▶ Provided information:
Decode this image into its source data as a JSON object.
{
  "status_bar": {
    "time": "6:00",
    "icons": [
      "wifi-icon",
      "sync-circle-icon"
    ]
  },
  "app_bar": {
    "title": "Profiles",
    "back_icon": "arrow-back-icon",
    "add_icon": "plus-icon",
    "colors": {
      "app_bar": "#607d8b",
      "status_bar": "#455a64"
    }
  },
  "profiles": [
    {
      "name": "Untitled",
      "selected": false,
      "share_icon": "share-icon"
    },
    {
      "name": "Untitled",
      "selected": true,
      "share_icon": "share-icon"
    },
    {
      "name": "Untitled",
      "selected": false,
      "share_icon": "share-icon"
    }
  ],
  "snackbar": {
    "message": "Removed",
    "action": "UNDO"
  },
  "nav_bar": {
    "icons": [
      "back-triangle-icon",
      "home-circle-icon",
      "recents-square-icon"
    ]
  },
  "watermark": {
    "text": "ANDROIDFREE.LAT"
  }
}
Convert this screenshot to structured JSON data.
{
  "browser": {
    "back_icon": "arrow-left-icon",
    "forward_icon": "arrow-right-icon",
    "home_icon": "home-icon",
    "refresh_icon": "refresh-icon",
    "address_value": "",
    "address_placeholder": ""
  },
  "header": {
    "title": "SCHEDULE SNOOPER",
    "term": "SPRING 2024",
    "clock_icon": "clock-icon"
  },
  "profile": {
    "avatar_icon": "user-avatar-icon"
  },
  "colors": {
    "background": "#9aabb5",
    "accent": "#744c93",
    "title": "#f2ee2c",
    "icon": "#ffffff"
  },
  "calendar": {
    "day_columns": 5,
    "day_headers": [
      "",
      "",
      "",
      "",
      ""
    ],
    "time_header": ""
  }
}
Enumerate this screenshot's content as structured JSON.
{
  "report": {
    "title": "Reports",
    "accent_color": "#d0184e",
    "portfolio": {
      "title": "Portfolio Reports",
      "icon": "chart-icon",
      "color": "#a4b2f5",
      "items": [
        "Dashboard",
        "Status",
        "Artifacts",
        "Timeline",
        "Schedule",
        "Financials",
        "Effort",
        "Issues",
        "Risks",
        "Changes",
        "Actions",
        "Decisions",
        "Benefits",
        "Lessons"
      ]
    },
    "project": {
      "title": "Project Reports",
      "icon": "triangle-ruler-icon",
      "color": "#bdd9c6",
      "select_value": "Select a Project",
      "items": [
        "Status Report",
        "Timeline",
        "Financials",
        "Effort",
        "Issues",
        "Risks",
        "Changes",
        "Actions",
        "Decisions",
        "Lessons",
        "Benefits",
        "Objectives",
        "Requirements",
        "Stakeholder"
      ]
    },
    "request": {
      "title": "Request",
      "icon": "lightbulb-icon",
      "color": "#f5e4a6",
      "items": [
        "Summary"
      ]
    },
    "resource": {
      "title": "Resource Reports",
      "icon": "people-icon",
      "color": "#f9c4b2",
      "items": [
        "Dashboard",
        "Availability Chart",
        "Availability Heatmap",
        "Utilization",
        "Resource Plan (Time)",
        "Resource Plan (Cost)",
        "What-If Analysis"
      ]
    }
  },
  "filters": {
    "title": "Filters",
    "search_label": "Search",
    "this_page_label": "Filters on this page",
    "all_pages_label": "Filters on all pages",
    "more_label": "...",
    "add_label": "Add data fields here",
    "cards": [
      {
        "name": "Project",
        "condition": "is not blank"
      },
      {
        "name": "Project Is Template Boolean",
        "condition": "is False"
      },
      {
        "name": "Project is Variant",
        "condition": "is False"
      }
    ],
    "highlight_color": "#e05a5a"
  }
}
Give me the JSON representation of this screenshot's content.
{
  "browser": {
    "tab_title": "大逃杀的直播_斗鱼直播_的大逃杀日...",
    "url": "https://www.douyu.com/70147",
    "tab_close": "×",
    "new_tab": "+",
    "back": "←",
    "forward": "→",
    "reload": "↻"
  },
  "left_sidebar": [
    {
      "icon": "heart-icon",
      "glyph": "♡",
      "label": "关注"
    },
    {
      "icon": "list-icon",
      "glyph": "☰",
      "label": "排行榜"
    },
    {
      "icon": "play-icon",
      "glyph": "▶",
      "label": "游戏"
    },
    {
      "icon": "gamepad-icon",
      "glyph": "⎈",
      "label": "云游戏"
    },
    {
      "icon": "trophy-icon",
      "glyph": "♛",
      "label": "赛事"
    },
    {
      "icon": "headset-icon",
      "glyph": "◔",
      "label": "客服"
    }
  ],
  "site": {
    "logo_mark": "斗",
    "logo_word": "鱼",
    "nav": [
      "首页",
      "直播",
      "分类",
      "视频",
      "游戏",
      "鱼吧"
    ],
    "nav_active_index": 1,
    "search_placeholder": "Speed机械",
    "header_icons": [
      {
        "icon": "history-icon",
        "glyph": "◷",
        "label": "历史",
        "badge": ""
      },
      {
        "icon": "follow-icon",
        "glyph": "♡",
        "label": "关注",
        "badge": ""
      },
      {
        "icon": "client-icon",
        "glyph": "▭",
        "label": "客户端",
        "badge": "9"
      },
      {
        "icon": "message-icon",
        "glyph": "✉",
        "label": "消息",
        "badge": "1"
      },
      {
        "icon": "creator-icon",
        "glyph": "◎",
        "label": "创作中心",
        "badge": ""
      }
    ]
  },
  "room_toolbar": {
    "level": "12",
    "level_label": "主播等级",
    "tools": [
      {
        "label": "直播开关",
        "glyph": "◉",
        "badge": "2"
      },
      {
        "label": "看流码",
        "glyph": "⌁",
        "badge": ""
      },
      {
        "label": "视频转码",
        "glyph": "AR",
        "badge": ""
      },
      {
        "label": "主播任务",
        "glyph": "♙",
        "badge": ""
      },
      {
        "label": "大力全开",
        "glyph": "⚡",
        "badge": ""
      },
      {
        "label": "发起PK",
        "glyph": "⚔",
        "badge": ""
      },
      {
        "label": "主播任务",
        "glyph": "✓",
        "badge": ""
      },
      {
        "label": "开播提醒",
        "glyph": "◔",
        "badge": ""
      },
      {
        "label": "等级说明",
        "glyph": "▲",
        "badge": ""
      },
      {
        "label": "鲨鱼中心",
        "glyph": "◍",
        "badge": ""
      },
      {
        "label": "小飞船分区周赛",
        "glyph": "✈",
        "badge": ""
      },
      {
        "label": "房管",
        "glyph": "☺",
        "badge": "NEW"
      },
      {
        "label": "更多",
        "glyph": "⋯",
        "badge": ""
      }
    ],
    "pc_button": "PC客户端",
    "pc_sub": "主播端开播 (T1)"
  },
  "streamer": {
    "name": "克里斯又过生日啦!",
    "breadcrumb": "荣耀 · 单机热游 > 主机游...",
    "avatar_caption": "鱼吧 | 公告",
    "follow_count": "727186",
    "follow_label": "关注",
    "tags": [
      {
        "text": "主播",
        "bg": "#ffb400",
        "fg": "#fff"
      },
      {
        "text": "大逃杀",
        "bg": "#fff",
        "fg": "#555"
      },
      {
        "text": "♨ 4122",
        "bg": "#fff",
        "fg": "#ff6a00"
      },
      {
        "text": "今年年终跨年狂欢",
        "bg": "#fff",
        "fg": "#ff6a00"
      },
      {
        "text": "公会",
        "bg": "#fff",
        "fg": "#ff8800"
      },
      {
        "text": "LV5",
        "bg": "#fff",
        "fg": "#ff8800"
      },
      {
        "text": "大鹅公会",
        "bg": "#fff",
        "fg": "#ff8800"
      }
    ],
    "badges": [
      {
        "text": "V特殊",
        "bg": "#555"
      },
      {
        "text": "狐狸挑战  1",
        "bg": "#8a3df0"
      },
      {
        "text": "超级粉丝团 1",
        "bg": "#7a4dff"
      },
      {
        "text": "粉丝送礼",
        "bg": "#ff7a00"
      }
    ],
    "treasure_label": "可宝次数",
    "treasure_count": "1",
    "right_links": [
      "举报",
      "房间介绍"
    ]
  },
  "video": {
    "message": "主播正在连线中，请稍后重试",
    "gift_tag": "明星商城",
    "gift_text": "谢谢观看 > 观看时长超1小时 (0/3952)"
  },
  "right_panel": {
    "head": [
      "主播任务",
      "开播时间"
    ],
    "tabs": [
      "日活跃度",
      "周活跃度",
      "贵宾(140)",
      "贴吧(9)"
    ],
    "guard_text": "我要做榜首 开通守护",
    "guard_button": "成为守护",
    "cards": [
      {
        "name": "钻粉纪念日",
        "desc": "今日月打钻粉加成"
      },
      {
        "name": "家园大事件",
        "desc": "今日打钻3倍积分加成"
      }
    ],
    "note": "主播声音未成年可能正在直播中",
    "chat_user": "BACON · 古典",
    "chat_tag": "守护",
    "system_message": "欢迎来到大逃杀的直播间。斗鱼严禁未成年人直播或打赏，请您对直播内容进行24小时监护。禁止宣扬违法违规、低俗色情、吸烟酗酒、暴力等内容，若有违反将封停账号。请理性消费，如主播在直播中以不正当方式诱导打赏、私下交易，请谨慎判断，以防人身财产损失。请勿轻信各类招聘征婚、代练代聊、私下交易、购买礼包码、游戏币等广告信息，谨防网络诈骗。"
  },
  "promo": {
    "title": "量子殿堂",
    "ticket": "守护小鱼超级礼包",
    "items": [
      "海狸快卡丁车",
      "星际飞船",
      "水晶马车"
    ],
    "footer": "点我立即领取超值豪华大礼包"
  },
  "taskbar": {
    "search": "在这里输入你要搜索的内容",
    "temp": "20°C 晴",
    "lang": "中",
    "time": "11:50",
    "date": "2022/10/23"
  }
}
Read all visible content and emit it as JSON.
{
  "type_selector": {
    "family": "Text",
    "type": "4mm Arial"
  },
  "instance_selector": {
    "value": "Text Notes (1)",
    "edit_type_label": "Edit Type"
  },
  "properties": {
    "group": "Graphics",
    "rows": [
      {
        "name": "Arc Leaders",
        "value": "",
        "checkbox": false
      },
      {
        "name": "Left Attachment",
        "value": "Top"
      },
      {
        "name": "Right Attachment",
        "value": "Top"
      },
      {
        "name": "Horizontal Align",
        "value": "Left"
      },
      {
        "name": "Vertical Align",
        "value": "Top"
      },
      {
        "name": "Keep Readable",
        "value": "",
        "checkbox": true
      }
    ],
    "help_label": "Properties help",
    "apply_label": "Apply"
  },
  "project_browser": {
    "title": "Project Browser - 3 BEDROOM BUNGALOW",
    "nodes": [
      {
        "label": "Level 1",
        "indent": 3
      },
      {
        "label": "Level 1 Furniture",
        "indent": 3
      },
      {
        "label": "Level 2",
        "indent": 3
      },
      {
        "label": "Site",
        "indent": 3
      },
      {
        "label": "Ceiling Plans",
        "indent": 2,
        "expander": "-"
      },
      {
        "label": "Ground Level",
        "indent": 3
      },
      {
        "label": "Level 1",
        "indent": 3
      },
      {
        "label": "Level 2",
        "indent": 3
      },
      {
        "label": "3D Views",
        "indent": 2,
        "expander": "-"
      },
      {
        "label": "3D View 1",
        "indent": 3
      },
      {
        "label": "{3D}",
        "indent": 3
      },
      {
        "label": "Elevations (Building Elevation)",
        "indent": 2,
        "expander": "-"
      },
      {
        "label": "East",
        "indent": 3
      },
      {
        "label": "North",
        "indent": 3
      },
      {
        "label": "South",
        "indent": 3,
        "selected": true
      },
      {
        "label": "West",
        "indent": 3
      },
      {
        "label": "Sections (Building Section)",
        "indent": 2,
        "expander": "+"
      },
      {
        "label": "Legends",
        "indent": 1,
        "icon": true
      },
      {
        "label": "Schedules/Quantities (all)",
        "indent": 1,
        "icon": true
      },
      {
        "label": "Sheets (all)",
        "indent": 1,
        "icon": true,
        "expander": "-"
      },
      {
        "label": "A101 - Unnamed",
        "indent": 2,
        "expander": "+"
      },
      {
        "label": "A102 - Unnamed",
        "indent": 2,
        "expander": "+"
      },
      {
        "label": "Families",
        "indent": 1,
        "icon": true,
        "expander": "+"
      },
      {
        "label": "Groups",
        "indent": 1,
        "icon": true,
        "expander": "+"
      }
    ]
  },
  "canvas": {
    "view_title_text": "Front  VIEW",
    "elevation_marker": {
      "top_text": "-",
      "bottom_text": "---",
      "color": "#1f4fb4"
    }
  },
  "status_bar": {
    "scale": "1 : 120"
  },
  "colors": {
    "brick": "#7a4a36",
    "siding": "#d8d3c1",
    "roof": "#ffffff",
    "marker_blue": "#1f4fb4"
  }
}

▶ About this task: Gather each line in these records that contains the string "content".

▶ Task output:
Enumerate this screenshot's content as structured JSON.
Give me the JSON representation of this screenshot's content.
Read all visible content and emit it as JSON.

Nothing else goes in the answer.